A Popular Standard

The Cascading Style Sheets standard is perhaps unique among the many World Wide Web Consortium standards in that it is popular, easily understood, and has moved quickly into wide acceptance. Unlike XML, which is slowly gaining acceptance, and XHTML, which may never really get off the ground, CSS was welcomed with a sigh of relief by Web authors everywhere. Most CSS features were quickly rolled into the popular browsers, and each successive browser release offers more CSS support.

Given the popularity of CSS, it was only natural for the W3C to immediately begin adding to the initial CSS model. Once authors came to appreciate the power and simplicity of CSS styles, they began clamoring for new features and additional capabilities. Thus CSS2 was born.

CSS2 is in its infancy, but is destined for widespread acceptance. Like XHTML, many of its features aren't yet implemented in the popular browsers. The smart HTML author, however, would do well to learn what is coming in CSS2 so that all these new bells and whistles can be put to good use when they arrive.

CSS2 Briefly

In the coming weeks, we'll cover all the new features of CSS2, showing how they build on CSS1. Much like our coverage of XHTML, we'll focus on what is new and different, so that you can understand how to integrate these new CSS2 features into your documents. To whet you appetite, here are some of the new features you'll find in CSS2:
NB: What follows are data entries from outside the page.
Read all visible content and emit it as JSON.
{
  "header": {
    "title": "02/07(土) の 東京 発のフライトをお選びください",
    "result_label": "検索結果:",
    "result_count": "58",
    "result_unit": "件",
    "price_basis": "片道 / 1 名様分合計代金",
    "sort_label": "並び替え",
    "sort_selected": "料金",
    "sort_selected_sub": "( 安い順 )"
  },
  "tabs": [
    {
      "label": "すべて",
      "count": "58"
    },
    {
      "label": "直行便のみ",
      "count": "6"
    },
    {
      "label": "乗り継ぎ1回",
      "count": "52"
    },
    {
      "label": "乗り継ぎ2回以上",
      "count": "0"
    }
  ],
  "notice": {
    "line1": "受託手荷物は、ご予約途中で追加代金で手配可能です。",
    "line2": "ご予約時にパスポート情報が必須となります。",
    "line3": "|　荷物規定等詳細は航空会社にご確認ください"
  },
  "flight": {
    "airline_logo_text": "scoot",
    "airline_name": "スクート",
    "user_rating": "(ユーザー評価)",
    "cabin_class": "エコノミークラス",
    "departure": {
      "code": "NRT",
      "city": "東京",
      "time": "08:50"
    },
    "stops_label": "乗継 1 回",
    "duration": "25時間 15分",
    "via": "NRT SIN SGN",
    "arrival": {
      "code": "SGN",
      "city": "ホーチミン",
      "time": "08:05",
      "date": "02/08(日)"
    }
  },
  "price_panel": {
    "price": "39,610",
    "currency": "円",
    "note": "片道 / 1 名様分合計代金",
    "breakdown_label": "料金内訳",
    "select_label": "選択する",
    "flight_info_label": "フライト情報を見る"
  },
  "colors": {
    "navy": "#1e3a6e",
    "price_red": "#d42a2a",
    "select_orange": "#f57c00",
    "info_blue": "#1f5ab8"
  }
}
  • Printing support. Hallelujah! Perhaps the single most-lacking feature in HTML, print management is now available in CSS2. You can define page layouts, determine page breaks, manage widows and orphans, and more.
  • Media support. Minimally supported in CSS1, CSS2 offers broad support to create styles that work on a variety of display devices and media types, allowing your pages to be correctly viewed on almost any device.
  • Positioning control. CSS2 provides both absolute and relative positioning of HTML elements, giving you the ability to precisely place elements anywhere in your documents.
  • Font selection. CSS2 introduces smarter font matching and downloadable fonts, along with better control over font-size adjustments.
  • Content generation. Need custom content at the start of every paragraph? CSS2 makes it possible, with author-controlled counters, dynamic content, and list numbering.
  • Advanced selectors. Going beyond nested elements and contextual selectors, CSS2 supports child- and adjacency-related selection of elements.
  • And more! It may not slice and dice, but CSS2 can generate drop shadows, detect hovering mice, and manage system colors and cursors.

All of these features represent significant new capabilities that will soon be available to Web authors. Over the next several weeks, we'll cover each new feature in depth, ensuring that you'll be prepared for everything coming your way in the world of style sheets (at least until CSS3 comes along!). Join us next week as we start out with new CSS2 element selectors.

Chuck is the author of the best-selling HTML: The Definitive Guide and now, the fourth and expanded edition, HTML & XHTML: The Definitive Guide. He also writes on a variety of Internet and Web-related topics for a number of online magazines.

Of related interest: See the Web Review Style Guide, edited by Eric Meyer.

Copyright © 2003 CMP Media LLC